Segment Start: INFORMATION GIVEN

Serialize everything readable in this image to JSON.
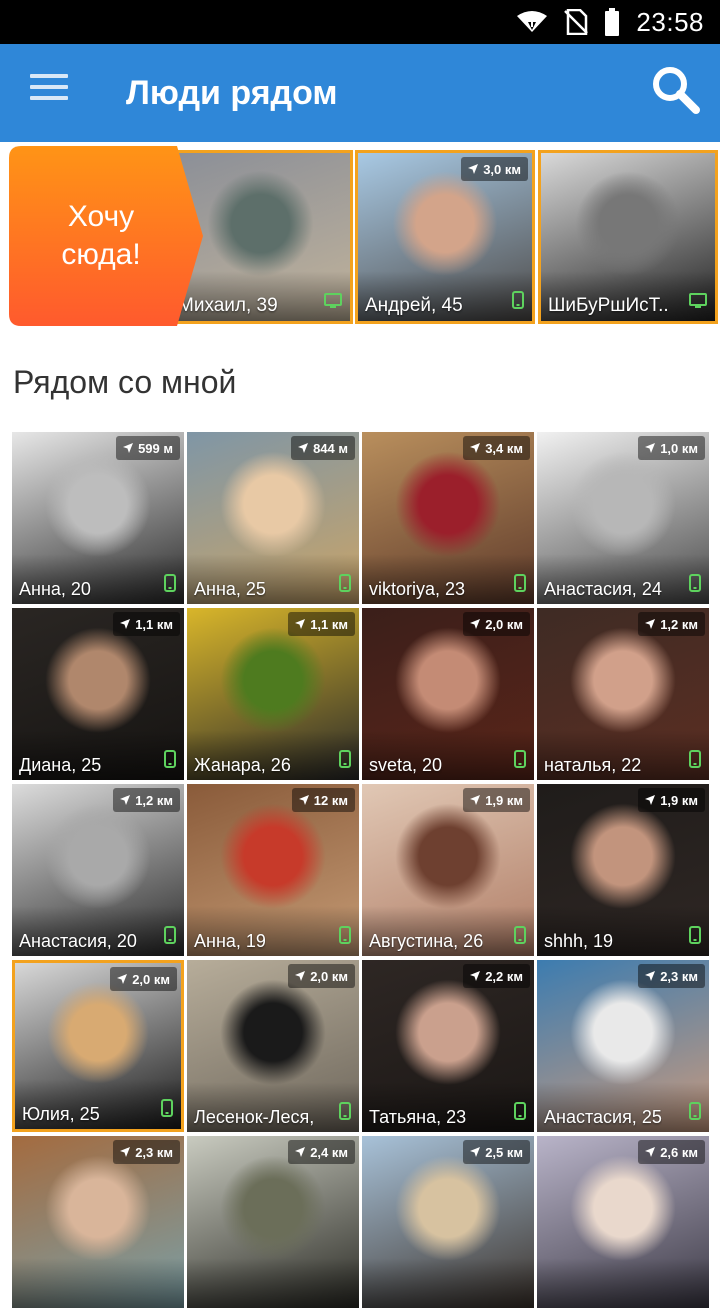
{
  "status": {
    "time": "23:58"
  },
  "app_bar": {
    "title": "Люди рядом"
  },
  "promo": {
    "cta_label": "Хочу\nсюда!"
  },
  "featured": [
    {
      "name": "Михаил, 39",
      "distance": "",
      "device": "desktop",
      "colors": [
        "#8b8f98",
        "#5d6f6a",
        "#c1b39b"
      ]
    },
    {
      "name": "Андрей, 45",
      "distance": "3,0 км",
      "device": "mobile",
      "colors": [
        "#a8c9e4",
        "#d3a48a",
        "#4d4a48"
      ]
    },
    {
      "name": "ШиБуРшИсТ..",
      "distance": "",
      "device": "desktop",
      "colors": [
        "#d9d9d9",
        "#777777",
        "#222222"
      ]
    }
  ],
  "section_title": "Рядом со мной",
  "people": [
    {
      "name": "Анна, 20",
      "distance": "599 м",
      "colors": [
        "#e7e7e7",
        "#bdbdbd",
        "#2a2a2a"
      ]
    },
    {
      "name": "Анна, 25",
      "distance": "844 м",
      "colors": [
        "#7f96a6",
        "#e8c9a5",
        "#c9a468"
      ]
    },
    {
      "name": "viktoriya, 23",
      "distance": "3,4 км",
      "colors": [
        "#b98f5d",
        "#9b1f2b",
        "#5e3a2a"
      ]
    },
    {
      "name": "Анастасия, 24",
      "distance": "1,0 км",
      "colors": [
        "#f1f1f1",
        "#b7b7b7",
        "#4a4a4a"
      ]
    },
    {
      "name": "Диана, 25",
      "distance": "1,1 км",
      "colors": [
        "#2a2623",
        "#b0876c",
        "#161412"
      ]
    },
    {
      "name": "Жанара, 26",
      "distance": "1,1 км",
      "colors": [
        "#d9b62a",
        "#4e7b1f",
        "#2a2a2a"
      ]
    },
    {
      "name": "sveta, 20",
      "distance": "2,0 км",
      "colors": [
        "#3b1f1a",
        "#c48b75",
        "#5a2519"
      ]
    },
    {
      "name": "наталья, 22",
      "distance": "1,2 км",
      "colors": [
        "#3e2b24",
        "#d1a08a",
        "#5c2e22"
      ]
    },
    {
      "name": "Анастасия, 20",
      "distance": "1,2 км",
      "colors": [
        "#dcdcdc",
        "#a9a9a9",
        "#2b2b2b"
      ]
    },
    {
      "name": "Анна, 19",
      "distance": "12 км",
      "colors": [
        "#8a5b3a",
        "#c73a2a",
        "#c49a74"
      ]
    },
    {
      "name": "Августина, 26",
      "distance": "1,9 км",
      "colors": [
        "#e1c8b5",
        "#6e4030",
        "#b07d66"
      ]
    },
    {
      "name": "shhh, 19",
      "distance": "1,9 км",
      "colors": [
        "#1f1c1a",
        "#c2947d",
        "#2f2724"
      ]
    },
    {
      "name": "Юлия, 25",
      "distance": "2,0 км",
      "colors": [
        "#d8d8d8",
        "#d8aa72",
        "#1c1c1c"
      ],
      "selected": true
    },
    {
      "name": "Лесенок-Леся,",
      "distance": "2,0 км",
      "colors": [
        "#b7ad9a",
        "#1a1a1a",
        "#6d665b"
      ]
    },
    {
      "name": "Татьяна, 23",
      "distance": "2,2 км",
      "colors": [
        "#2e2724",
        "#caa08d",
        "#1b1715"
      ]
    },
    {
      "name": "Анастасия, 25",
      "distance": "2,3 км",
      "colors": [
        "#3c7cb0",
        "#e9e9e9",
        "#c89a7e"
      ]
    },
    {
      "name": "",
      "distance": "2,3 км",
      "colors": [
        "#a46b3f",
        "#d9b59a",
        "#7a9fa6"
      ]
    },
    {
      "name": "",
      "distance": "2,4 км",
      "colors": [
        "#c9cbc0",
        "#6b6e59",
        "#2c2c26"
      ]
    },
    {
      "name": "",
      "distance": "2,5 км",
      "colors": [
        "#a8c2d9",
        "#d7c2a0",
        "#3d342d"
      ]
    },
    {
      "name": "",
      "distance": "2,6 км",
      "colors": [
        "#b9b4c9",
        "#e9d8cc",
        "#3d3a46"
      ]
    }
  ]
}
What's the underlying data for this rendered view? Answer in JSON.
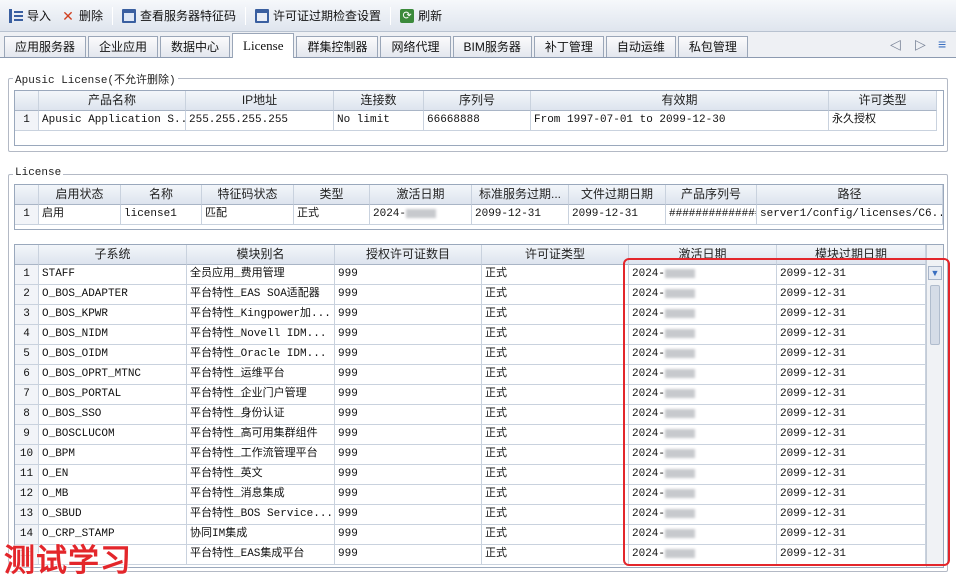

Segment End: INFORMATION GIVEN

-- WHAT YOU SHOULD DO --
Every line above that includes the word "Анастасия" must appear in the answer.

-- ANSWER FOR THIS EXERCISE --
      "name": "Анастасия, 24",
      "name": "Анастасия, 20",
      "name": "Анастасия, 25",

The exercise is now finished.